In a ruined condition. (Used literally or figuratively.) You can't wear this jacket to dinner—it's in tatters! The company was in tatters after the founding members resigned.
See also: tatter

in tatters

Fig. in torn pieces of cloth. The poor man's clothes hung in tatters. The flag was in tatters after the storm.
See also: tatter
References in periodicals archive ?
We would argue it was already in tatters when the other business he ran, also called Exploring Britain Ltd, went bust in 1996 leaving debts of pounds 388,041.
At a time when baseball's reputation is in tatters, Palmeiro wowed crowds with on-field achievements, and claimed he played by the rules.
With his erstwhile conservative image in tatters, Hatch advised the Model UN delegates to beware of both conservative and liberal extremists, since "they're just as wrong on the far right as they are on the far left.
The third tower contains an assortment of Swiss national flags, some almost in tatters, gathered from buildings, back gardens and allotments around the country.

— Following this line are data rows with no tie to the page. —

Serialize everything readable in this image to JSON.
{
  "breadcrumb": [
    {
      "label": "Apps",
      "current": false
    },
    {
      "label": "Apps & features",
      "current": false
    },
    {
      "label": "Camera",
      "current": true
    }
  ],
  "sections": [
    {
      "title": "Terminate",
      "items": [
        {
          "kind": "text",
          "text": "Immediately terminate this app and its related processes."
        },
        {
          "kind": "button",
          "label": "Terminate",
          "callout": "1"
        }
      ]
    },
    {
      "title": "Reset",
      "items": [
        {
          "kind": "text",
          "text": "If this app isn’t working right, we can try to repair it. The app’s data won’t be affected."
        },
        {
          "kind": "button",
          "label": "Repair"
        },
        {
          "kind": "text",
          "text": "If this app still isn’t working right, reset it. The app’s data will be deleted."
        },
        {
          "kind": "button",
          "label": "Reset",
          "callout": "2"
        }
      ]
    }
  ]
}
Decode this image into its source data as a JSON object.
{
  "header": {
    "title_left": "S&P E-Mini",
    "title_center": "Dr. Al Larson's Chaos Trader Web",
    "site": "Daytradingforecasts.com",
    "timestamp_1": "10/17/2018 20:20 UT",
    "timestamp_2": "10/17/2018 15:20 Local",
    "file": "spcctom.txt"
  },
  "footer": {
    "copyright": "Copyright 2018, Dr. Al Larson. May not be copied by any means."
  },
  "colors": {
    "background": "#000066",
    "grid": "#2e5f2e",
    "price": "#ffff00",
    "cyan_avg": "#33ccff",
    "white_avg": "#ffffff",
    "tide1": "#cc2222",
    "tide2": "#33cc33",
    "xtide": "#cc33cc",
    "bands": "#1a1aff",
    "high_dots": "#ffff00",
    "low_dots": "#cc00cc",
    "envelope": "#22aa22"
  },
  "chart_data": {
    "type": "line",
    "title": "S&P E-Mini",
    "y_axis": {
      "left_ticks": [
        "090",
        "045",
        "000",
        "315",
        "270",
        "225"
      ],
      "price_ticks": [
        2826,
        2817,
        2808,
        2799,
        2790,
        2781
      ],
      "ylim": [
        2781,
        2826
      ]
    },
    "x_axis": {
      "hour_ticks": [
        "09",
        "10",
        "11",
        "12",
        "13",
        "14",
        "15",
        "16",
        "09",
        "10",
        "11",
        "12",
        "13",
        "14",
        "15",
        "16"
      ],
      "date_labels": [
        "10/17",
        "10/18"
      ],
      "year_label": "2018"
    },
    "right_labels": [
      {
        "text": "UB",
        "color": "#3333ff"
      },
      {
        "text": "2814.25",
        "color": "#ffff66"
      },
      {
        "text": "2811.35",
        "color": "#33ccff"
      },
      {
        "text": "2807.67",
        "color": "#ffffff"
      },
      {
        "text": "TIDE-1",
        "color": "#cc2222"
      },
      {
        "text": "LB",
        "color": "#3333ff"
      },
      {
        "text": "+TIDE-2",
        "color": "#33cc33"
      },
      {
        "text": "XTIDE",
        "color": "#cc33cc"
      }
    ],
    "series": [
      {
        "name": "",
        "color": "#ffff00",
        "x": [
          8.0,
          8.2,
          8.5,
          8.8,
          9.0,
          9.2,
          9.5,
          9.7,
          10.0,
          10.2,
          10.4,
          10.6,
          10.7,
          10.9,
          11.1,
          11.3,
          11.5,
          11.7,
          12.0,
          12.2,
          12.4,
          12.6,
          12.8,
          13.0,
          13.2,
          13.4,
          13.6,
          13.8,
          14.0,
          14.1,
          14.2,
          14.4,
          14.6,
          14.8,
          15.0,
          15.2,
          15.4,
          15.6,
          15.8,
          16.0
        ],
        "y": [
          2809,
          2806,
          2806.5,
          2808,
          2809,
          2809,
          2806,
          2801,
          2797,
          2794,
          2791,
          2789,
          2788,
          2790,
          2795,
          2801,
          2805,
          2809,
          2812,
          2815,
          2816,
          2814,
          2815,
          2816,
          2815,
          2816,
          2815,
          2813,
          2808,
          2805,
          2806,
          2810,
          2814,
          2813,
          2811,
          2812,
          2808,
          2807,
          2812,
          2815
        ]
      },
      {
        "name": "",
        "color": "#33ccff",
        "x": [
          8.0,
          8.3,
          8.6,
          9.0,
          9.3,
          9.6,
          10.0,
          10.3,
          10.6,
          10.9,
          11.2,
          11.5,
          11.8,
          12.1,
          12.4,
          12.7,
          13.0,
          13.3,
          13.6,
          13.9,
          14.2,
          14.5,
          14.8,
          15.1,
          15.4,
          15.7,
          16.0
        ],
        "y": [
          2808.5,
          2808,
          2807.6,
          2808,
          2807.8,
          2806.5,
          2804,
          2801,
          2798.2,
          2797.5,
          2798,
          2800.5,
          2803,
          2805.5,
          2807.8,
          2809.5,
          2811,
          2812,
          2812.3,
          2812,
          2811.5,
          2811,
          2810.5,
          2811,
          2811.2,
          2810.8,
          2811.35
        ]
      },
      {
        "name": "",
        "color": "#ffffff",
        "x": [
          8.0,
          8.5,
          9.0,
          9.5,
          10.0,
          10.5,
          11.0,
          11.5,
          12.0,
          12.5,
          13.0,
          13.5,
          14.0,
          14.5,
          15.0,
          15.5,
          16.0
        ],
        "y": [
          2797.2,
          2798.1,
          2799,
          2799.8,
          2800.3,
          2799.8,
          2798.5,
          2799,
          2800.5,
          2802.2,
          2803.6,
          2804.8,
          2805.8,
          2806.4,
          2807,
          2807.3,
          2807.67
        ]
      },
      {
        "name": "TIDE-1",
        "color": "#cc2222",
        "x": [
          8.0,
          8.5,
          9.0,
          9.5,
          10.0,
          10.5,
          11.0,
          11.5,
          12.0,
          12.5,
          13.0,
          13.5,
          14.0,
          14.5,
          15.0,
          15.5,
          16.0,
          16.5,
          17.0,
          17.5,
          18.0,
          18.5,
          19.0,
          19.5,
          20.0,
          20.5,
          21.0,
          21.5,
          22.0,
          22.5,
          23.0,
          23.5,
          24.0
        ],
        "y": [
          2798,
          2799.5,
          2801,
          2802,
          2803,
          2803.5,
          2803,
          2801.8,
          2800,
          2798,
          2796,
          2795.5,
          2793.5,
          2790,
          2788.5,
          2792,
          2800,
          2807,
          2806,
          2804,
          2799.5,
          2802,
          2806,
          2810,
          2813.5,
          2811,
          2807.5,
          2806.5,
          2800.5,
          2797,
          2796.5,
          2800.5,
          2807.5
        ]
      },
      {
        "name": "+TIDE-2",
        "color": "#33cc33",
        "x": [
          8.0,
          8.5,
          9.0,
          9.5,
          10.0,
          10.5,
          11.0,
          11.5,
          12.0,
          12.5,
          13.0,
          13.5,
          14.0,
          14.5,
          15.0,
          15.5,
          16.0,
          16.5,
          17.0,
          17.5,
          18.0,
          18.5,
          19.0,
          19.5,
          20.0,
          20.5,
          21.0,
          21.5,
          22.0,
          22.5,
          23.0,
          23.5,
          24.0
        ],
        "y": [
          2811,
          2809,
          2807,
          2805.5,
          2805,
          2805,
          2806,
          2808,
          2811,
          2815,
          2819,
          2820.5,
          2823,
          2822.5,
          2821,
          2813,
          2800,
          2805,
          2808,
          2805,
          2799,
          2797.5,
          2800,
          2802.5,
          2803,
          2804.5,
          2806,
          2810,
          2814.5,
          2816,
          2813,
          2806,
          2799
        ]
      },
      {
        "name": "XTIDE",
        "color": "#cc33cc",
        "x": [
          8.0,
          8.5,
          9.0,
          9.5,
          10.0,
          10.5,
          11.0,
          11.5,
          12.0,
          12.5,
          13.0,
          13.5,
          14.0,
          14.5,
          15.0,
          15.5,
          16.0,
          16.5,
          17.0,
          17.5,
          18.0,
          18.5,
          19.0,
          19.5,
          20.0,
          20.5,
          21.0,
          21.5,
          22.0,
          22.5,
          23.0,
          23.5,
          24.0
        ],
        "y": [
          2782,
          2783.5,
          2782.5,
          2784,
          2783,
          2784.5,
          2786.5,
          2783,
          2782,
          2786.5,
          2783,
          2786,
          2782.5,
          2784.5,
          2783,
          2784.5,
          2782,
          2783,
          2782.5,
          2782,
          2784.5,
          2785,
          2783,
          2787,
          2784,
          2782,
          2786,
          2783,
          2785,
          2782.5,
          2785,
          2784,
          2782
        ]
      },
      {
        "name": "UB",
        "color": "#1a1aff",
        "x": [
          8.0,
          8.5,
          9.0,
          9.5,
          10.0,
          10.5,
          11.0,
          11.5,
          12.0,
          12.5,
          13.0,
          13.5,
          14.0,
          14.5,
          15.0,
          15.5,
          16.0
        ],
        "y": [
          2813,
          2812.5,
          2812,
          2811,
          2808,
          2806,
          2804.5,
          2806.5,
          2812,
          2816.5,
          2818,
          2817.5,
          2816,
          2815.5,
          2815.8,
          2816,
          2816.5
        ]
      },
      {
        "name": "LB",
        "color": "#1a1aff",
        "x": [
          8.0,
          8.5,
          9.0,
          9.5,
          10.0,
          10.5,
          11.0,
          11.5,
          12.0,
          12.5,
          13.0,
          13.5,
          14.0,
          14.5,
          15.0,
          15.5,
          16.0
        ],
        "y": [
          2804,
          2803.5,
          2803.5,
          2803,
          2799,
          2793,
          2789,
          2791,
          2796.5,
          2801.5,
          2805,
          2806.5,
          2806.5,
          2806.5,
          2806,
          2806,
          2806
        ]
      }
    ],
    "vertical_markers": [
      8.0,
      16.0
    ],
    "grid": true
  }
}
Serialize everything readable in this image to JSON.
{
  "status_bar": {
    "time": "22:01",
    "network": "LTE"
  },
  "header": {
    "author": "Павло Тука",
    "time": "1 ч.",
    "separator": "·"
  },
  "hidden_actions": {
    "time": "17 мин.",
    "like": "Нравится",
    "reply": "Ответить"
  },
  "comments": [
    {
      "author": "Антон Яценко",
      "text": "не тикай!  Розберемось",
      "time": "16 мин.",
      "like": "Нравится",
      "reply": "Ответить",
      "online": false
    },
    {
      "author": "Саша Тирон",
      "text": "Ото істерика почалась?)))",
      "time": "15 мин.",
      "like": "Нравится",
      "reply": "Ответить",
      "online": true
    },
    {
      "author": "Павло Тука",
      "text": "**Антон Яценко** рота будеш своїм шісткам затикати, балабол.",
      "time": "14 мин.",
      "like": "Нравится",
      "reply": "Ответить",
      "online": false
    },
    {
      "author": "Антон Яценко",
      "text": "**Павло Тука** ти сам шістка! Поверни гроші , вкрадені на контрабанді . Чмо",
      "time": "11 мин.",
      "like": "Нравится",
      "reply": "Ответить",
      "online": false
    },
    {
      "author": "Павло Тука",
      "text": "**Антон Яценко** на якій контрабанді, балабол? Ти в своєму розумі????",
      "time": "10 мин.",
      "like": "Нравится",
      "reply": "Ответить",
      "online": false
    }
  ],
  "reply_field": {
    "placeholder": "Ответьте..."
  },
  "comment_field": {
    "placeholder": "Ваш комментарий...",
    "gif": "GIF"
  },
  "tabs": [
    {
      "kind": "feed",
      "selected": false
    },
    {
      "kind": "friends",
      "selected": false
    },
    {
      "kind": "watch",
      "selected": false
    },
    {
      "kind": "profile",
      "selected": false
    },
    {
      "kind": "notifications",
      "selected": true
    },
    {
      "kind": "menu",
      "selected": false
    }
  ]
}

Seven years later, this plan, like many administration initiatives, rests in tatters even as the president declares it a success.
AIDAN O'BRIEN'S plan to run St Leger winner Milan in all the top middle-distance races around the world this year is in tatters after the colt was badly injured at The Curragh yesterday.